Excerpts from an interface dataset
····················
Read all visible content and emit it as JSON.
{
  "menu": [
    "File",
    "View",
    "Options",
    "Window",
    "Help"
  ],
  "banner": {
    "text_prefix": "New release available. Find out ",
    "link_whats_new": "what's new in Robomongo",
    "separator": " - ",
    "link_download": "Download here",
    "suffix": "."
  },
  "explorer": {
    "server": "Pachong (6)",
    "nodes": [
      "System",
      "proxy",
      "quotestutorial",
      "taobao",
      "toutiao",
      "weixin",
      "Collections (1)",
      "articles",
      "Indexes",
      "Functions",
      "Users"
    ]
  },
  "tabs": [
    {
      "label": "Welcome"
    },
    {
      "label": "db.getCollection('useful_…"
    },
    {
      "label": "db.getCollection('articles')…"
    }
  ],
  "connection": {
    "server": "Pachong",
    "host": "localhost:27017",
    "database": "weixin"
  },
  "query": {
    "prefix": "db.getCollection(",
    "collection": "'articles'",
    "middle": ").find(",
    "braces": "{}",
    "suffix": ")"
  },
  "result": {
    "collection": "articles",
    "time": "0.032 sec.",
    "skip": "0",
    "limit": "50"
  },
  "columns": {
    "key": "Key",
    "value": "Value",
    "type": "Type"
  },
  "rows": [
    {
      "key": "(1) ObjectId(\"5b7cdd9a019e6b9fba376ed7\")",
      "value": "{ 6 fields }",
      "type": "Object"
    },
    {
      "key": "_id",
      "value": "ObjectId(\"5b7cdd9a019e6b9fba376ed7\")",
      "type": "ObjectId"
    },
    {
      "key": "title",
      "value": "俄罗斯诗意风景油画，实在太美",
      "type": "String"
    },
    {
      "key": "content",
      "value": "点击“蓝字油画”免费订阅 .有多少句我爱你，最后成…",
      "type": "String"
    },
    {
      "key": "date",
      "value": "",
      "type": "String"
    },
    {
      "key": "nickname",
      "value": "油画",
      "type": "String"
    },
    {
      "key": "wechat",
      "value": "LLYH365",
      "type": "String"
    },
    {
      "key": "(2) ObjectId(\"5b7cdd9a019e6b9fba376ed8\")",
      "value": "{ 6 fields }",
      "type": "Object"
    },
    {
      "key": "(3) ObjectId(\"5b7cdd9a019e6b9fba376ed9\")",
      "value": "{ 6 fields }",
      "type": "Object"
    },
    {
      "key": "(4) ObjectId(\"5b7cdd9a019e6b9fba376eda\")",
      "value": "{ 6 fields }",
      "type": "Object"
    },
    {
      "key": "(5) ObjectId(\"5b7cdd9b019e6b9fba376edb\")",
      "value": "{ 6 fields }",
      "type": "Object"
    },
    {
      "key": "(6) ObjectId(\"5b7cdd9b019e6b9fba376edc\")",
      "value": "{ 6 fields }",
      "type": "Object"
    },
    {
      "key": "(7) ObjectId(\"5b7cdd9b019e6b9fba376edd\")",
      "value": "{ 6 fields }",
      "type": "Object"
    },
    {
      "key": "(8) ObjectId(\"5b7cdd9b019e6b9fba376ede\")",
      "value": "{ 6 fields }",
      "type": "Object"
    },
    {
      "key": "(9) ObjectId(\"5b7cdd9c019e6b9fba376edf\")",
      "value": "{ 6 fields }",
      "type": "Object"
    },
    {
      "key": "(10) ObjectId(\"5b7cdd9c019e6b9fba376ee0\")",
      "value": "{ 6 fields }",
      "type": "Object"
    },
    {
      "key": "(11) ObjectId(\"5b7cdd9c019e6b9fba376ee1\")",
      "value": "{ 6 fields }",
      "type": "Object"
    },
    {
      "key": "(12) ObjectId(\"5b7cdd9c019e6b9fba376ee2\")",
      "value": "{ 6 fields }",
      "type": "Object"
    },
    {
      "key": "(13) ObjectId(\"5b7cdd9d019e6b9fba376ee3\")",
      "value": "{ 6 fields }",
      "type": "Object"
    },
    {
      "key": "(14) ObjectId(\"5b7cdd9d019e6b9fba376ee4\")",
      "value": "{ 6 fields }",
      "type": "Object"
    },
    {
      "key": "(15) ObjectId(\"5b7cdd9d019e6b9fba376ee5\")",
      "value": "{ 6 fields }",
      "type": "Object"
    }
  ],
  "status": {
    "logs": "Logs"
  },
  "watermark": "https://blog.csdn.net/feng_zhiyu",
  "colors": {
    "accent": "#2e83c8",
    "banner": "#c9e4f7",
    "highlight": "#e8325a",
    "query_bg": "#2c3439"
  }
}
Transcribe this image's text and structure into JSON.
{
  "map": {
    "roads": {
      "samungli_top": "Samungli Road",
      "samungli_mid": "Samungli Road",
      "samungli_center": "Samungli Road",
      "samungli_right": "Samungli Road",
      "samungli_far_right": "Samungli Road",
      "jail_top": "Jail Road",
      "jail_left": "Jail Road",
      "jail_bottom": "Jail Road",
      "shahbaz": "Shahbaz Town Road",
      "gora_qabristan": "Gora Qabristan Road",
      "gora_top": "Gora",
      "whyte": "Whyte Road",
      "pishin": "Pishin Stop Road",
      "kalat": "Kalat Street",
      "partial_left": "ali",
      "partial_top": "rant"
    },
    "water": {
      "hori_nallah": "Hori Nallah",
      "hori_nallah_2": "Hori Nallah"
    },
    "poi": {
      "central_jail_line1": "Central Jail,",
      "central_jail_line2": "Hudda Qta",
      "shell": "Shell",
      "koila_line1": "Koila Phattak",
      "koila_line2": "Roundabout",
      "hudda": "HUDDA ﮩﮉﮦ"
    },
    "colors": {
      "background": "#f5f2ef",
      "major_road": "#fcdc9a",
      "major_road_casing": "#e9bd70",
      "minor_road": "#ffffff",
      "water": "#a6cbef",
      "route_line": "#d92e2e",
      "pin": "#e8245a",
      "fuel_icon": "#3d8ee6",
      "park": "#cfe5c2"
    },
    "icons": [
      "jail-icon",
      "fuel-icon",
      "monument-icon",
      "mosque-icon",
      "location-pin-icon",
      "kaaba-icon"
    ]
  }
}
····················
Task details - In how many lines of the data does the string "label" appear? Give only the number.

Solution for this problem - 3